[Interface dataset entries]
==========

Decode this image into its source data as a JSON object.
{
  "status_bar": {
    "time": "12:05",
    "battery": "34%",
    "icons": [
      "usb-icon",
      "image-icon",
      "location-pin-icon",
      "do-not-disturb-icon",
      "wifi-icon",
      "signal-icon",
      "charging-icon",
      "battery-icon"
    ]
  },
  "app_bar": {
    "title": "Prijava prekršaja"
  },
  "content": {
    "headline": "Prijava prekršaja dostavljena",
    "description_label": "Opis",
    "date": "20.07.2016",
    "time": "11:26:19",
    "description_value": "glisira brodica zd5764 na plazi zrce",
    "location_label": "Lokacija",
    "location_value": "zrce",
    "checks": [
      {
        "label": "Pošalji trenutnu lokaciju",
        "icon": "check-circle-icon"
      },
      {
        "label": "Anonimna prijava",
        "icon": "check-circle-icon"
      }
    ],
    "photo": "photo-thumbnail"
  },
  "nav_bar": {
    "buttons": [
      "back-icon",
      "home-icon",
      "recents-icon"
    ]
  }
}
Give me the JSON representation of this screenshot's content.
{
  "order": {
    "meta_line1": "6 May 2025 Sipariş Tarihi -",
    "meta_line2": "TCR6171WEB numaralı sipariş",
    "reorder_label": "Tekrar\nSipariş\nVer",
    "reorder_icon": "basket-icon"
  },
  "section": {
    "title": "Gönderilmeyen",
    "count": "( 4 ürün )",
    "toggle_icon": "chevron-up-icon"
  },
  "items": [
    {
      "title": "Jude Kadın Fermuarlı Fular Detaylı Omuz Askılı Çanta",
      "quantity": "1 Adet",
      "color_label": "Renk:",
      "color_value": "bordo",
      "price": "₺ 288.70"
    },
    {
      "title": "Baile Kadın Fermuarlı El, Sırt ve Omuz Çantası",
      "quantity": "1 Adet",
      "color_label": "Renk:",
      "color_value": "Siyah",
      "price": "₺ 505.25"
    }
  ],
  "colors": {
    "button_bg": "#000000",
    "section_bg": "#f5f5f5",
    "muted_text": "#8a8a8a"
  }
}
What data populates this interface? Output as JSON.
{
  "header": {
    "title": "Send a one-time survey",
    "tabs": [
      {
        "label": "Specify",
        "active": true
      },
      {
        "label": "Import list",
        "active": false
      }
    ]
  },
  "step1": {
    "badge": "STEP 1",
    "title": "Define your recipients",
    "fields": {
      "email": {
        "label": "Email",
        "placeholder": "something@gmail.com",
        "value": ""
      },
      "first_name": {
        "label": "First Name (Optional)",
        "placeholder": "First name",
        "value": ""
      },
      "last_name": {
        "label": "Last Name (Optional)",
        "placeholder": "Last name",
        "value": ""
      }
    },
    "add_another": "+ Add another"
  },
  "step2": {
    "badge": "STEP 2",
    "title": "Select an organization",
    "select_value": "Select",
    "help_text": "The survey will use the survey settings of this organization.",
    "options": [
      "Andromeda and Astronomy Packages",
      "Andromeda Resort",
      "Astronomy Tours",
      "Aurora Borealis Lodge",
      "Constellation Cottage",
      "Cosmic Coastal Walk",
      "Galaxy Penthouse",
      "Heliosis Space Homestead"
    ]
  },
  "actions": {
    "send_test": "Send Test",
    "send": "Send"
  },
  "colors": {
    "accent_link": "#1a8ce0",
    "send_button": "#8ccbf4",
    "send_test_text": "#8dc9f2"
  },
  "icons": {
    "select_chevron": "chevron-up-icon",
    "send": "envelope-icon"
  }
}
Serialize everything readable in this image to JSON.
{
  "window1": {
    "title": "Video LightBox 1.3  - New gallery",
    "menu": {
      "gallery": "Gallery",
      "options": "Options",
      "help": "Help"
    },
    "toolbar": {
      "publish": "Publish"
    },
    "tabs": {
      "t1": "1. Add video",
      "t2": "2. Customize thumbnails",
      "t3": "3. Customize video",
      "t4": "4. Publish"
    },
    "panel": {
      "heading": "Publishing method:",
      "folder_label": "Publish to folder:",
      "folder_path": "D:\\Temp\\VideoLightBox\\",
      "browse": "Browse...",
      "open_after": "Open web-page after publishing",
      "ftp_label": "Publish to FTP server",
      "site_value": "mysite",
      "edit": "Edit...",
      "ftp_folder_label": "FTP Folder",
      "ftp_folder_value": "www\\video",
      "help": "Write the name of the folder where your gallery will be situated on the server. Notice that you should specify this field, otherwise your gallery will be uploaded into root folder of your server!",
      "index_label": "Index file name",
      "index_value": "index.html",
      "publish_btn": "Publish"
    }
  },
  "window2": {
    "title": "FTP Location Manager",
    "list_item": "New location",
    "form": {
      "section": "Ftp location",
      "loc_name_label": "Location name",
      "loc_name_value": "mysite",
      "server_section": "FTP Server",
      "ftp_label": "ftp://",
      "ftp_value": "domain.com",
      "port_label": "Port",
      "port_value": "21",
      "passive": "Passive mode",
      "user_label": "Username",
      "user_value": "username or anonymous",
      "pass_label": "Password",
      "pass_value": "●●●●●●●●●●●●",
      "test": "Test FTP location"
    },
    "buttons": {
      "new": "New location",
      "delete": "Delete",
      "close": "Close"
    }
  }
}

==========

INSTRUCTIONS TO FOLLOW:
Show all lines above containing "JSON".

SOLUTION BELOW:
Decode this image into its source data as a JSON object.
Give me the JSON representation of this screenshot's content.
What data populates this interface? Output as JSON.
Serialize everything readable in this image to JSON.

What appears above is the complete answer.